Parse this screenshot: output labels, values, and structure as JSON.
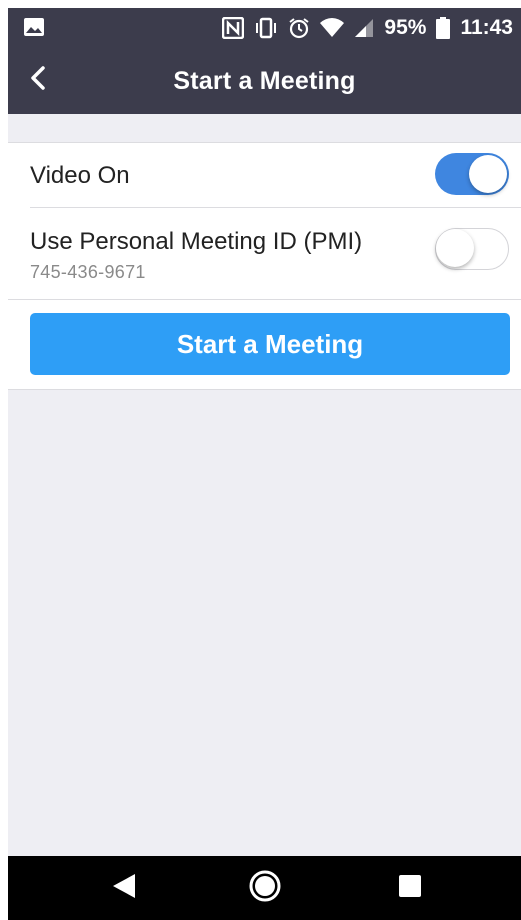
{
  "status_bar": {
    "battery": "95%",
    "time": "11:43",
    "icons": [
      "image-notification-icon",
      "nfc-icon",
      "vibrate-icon",
      "alarm-icon",
      "wifi-icon",
      "cell-signal-icon",
      "battery-icon"
    ]
  },
  "header": {
    "title": "Start a Meeting",
    "back_icon": "chevron-left-icon"
  },
  "settings": {
    "video_on": {
      "label": "Video On",
      "enabled": true
    },
    "pmi": {
      "label": "Use Personal Meeting ID (PMI)",
      "meeting_id": "745-436-9671",
      "enabled": false
    }
  },
  "start_button": {
    "label": "Start a Meeting"
  },
  "system_nav": {
    "icons": [
      "back-triangle-icon",
      "home-circle-icon",
      "recents-square-icon"
    ]
  },
  "colors": {
    "header_bg": "#3c3c4c",
    "page_bg": "#eeeef3",
    "toggle_on": "#3f86e0",
    "button_blue": "#2e9ef6",
    "nav_bg": "#000000"
  }
}
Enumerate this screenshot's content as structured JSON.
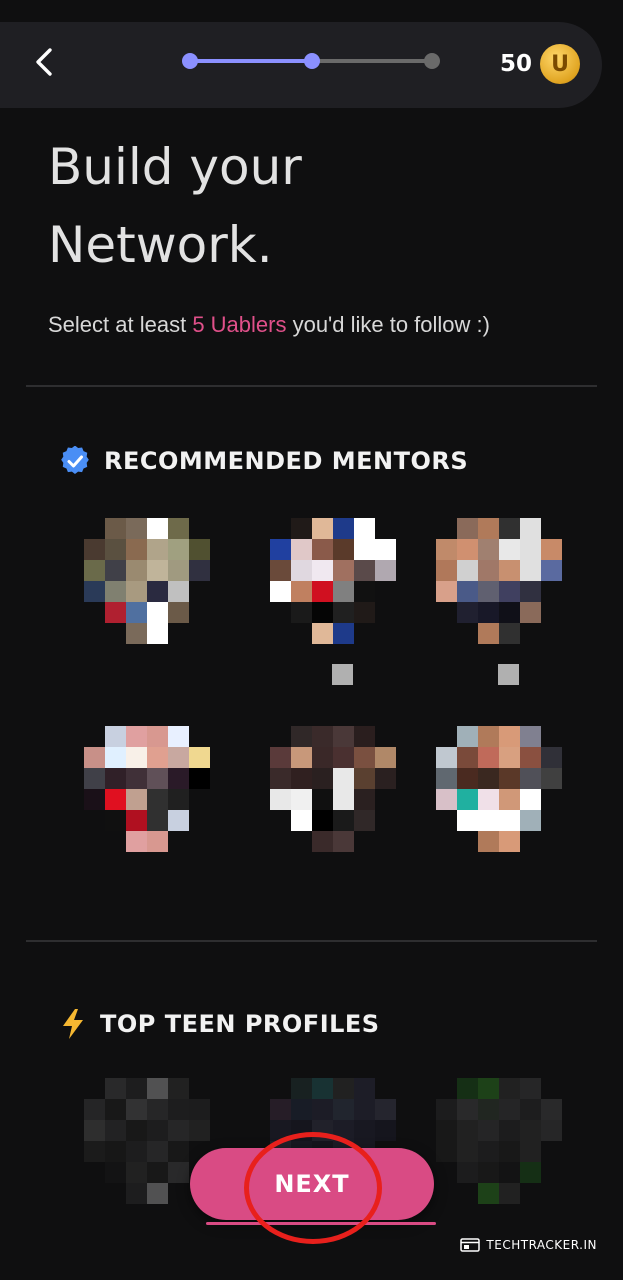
{
  "header": {
    "coin_count": "50",
    "coin_symbol": "U",
    "progress_step": 2,
    "progress_total": 3
  },
  "title_line1": "Build your",
  "title_line2": "Network.",
  "subtitle": {
    "prefix": "Select at least ",
    "highlight": "5 Uablers",
    "suffix": " you'd like to follow :)"
  },
  "sections": {
    "mentors": {
      "label": "RECOMMENDED MENTORS",
      "icon": "verified-check-icon"
    },
    "teens": {
      "label": "TOP TEEN PROFILES",
      "icon": "lightning-bolt-icon"
    }
  },
  "next_label": "NEXT",
  "watermark": "TECHTRACKER.IN",
  "colors": {
    "accent_pink": "#d94b84",
    "progress_active": "#8b90ff",
    "progress_inactive": "#6a6a6a",
    "coin_gold": "#e0a421",
    "annotation_red": "#e8201c"
  },
  "mentors_count": 6,
  "teens_visible_count": 3
}
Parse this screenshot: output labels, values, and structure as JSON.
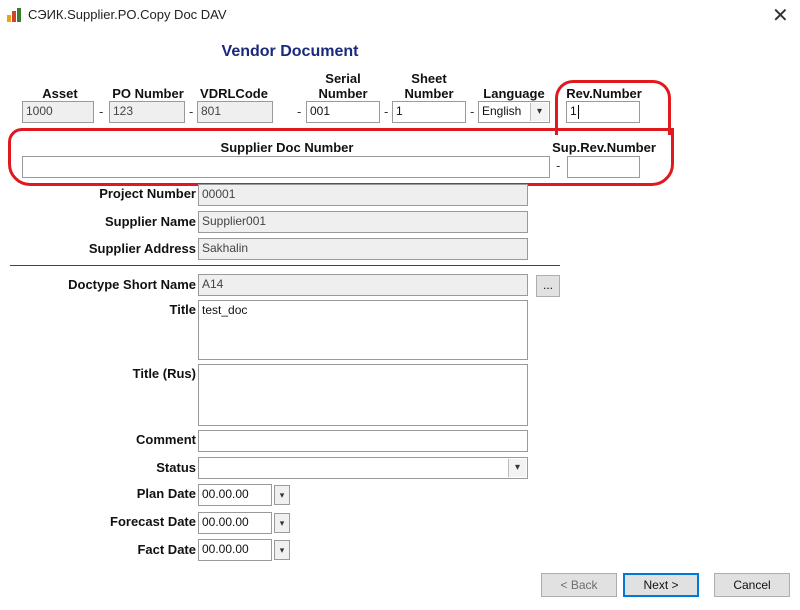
{
  "window": {
    "title": "СЭИК.Supplier.PO.Copy Doc  DAV",
    "close": "✕"
  },
  "heading": "Vendor Document",
  "top_row": {
    "asset": {
      "label": "Asset",
      "value": "1000"
    },
    "po_number": {
      "label": "PO Number",
      "value": "123"
    },
    "vdrl_code": {
      "label": "VDRLCode",
      "value": "801"
    },
    "serial_number": {
      "label_1": "Serial",
      "label_2": "Number",
      "value": "001"
    },
    "sheet_number": {
      "label_1": "Sheet",
      "label_2": "Number",
      "value": "1"
    },
    "language": {
      "label": "Language",
      "value": "English"
    },
    "rev_number": {
      "label": "Rev.Number",
      "value": "1"
    },
    "dash": "-"
  },
  "supplier_doc": {
    "label": "Supplier Doc Number",
    "value": "",
    "sup_rev_label": "Sup.Rev.Number",
    "sup_rev_value": ""
  },
  "project": {
    "project_number": {
      "label": "Project Number",
      "value": "00001"
    },
    "supplier_name": {
      "label": "Supplier Name",
      "value": "Supplier001"
    },
    "supplier_address": {
      "label": "Supplier Address",
      "value": "Sakhalin"
    }
  },
  "document": {
    "doctype_short_name": {
      "label": "Doctype Short Name",
      "value": "A14",
      "browse": "..."
    },
    "title": {
      "label": "Title",
      "value": "test_doc"
    },
    "title_rus": {
      "label": "Title (Rus)",
      "value": ""
    },
    "comment": {
      "label": "Comment",
      "value": ""
    },
    "status": {
      "label": "Status",
      "value": ""
    },
    "plan_date": {
      "label": "Plan Date",
      "value": "00.00.00"
    },
    "forecast_date": {
      "label": "Forecast Date",
      "value": "00.00.00"
    },
    "fact_date": {
      "label": "Fact Date",
      "value": "00.00.00"
    }
  },
  "buttons": {
    "back": "< Back",
    "next": "Next >",
    "cancel": "Cancel"
  },
  "colors": {
    "highlight": "#e0191e",
    "heading": "#1a2a7a",
    "focus": "#0078d7"
  }
}
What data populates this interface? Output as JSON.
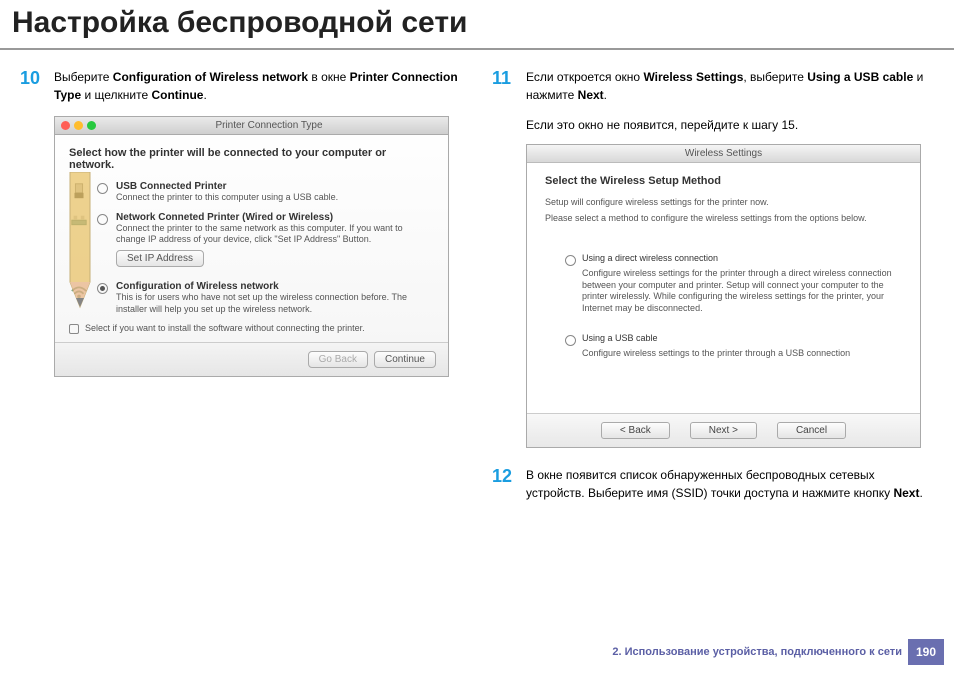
{
  "page_title": "Настройка беспроводной сети",
  "step10": {
    "num": "10",
    "text_a": "Выберите ",
    "text_b": "Configuration of Wireless network",
    "text_c": " в окне ",
    "text_d": "Printer Connection Type",
    "text_e": " и щелкните ",
    "text_f": "Continue",
    "text_g": "."
  },
  "mac_dialog": {
    "title": "Printer Connection Type",
    "heading": "Select how the printer will be connected to your computer or network.",
    "opt1_label": "USB Connected Printer",
    "opt1_desc": "Connect the printer to this computer using a USB cable.",
    "opt2_label": "Network Conneted Printer (Wired or Wireless)",
    "opt2_desc": "Connect the printer to the same network as this computer. If you want to change IP address of your device, click \"Set IP Address\" Button.",
    "setip": "Set IP Address",
    "opt3_label": "Configuration of Wireless network",
    "opt3_desc": "This is for users who have not set up the wireless connection before. The installer will help you set up the wireless network.",
    "checkbox": "Select if you want to install the software without connecting the printer.",
    "go_back": "Go Back",
    "continue": "Continue"
  },
  "step11": {
    "num": "11",
    "text_a": "Если откроется окно ",
    "text_b": "Wireless Settings",
    "text_c": ", выберите ",
    "text_d": "Using a USB cable",
    "text_e": " и нажмите ",
    "text_f": "Next",
    "text_g": ".",
    "sub": "Если это окно не появится, перейдите к шагу 15."
  },
  "win_dialog": {
    "title": "Wireless Settings",
    "heading": "Select the Wireless Setup Method",
    "sub1": "Setup will configure wireless settings for the printer now.",
    "sub2": "Please select a method to configure the wireless settings from the options below.",
    "opt1_label": "Using a direct wireless connection",
    "opt1_desc": "Configure wireless settings for the printer through a direct wireless connection between your computer and printer. Setup will connect your computer to the printer wirelessly. While configuring the wireless settings for the printer, your Internet may be disconnected.",
    "opt2_label": "Using a USB cable",
    "opt2_desc": "Configure wireless settings to the printer through a USB connection",
    "back": "< Back",
    "next": "Next >",
    "cancel": "Cancel"
  },
  "step12": {
    "num": "12",
    "text_a": "В окне появится список обнаруженных беспроводных сетевых устройств. Выберите имя (SSID) точки доступа и нажмите кнопку ",
    "text_b": "Next",
    "text_c": "."
  },
  "footer": {
    "chapter": "2.  Использование устройства, подключенного к сети",
    "page": "190"
  }
}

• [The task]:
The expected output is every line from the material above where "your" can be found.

• [Exercise result]:
  "title_line1": "Build your",
    "heading": "Select how the printer will be connected to your computer or network.",
    "opt2_desc": "Connect the printer to the same network as this computer. If you want to change IP address of your device, click \"Set IP Address\" Button.",
    "opt1_desc": "Configure wireless settings for the printer through a direct wireless connection between your computer and printer. Setup will connect your computer to the printer wirelessly. While configuring the wireless settings for the printer, your Internet may be disconnected.",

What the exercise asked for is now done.